▸ **AIM OF THE TASK**: What follows is a set of records; repeat all of them exactly.

▸ **LISTED ENTRIES**:
==================================================
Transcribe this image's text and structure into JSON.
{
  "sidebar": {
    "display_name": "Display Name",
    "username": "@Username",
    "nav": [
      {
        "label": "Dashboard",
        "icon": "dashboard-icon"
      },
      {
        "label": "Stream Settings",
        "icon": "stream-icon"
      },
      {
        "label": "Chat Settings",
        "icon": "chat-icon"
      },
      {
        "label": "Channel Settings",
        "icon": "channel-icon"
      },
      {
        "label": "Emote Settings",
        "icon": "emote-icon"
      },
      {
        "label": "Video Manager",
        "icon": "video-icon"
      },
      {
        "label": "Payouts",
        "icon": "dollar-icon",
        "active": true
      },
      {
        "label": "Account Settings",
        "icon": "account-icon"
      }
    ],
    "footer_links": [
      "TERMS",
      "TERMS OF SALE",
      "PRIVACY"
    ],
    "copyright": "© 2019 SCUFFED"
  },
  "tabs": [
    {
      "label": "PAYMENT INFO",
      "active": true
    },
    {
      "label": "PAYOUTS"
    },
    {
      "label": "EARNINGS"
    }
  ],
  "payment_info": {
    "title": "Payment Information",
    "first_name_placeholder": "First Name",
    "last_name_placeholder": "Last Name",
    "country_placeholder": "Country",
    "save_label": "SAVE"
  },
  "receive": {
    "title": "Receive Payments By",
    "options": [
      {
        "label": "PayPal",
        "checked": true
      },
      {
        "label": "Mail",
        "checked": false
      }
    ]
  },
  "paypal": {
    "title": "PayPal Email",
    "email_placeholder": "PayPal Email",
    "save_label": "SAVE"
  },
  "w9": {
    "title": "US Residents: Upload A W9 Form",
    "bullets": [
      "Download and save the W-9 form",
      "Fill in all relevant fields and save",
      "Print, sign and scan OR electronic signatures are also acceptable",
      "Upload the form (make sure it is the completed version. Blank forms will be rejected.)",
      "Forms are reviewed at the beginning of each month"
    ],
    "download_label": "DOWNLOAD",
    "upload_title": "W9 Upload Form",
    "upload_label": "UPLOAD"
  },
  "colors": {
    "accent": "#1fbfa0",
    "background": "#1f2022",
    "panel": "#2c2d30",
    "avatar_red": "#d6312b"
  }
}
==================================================
▸ **SOLUTION TO THIS TASK**:
Transcribe this image's text and structure into JSON.
{
  "sidebar": {
    "display_name": "Display Name",
    "username": "@Username",
    "nav": [
      {
        "label": "Dashboard",
        "icon": "dashboard-icon"
      },
      {
        "label": "Stream Settings",
        "icon": "stream-icon"
      },
      {
        "label": "Chat Settings",
        "icon": "chat-icon"
      },
      {
        "label": "Channel Settings",
        "icon": "channel-icon"
      },
      {
        "label": "Emote Settings",
        "icon": "emote-icon"
      },
      {
        "label": "Video Manager",
        "icon": "video-icon"
      },
      {
        "label": "Payouts",
        "icon": "dollar-icon",
        "active": true
      },
      {
        "label": "Account Settings",
        "icon": "account-icon"
      }
    ],
    "footer_links": [
      "TERMS",
      "TERMS OF SALE",
      "PRIVACY"
    ],
    "copyright": "© 2019 SCUFFED"
  },
  "tabs": [
    {
      "label": "PAYMENT INFO",
      "active": true
    },
    {
      "label": "PAYOUTS"
    },
    {
      "label": "EARNINGS"
    }
  ],
  "payment_info": {
    "title": "Payment Information",
    "first_name_placeholder": "First Name",
    "last_name_placeholder": "Last Name",
    "country_placeholder": "Country",
    "save_label": "SAVE"
  },
  "receive": {
    "title": "Receive Payments By",
    "options": [
      {
        "label": "PayPal",
        "checked": true
      },
      {
        "label": "Mail",
        "checked": false
      }
    ]
  },
  "paypal": {
    "title": "PayPal Email",
    "email_placeholder": "PayPal Email",
    "save_label": "SAVE"
  },
  "w9": {
    "title": "US Residents: Upload A W9 Form",
    "bullets": [
      "Download and save the W-9 form",
      "Fill in all relevant fields and save",
      "Print, sign and scan OR electronic signatures are also acceptable",
      "Upload the form (make sure it is the completed version. Blank forms will be rejected.)",
      "Forms are reviewed at the beginning of each month"
    ],
    "download_label": "DOWNLOAD",
    "upload_title": "W9 Upload Form",
    "upload_label": "UPLOAD"
  },
  "colors": {
    "accent": "#1fbfa0",
    "background": "#1f2022",
    "panel": "#2c2d30",
    "avatar_red": "#d6312b"
  }
}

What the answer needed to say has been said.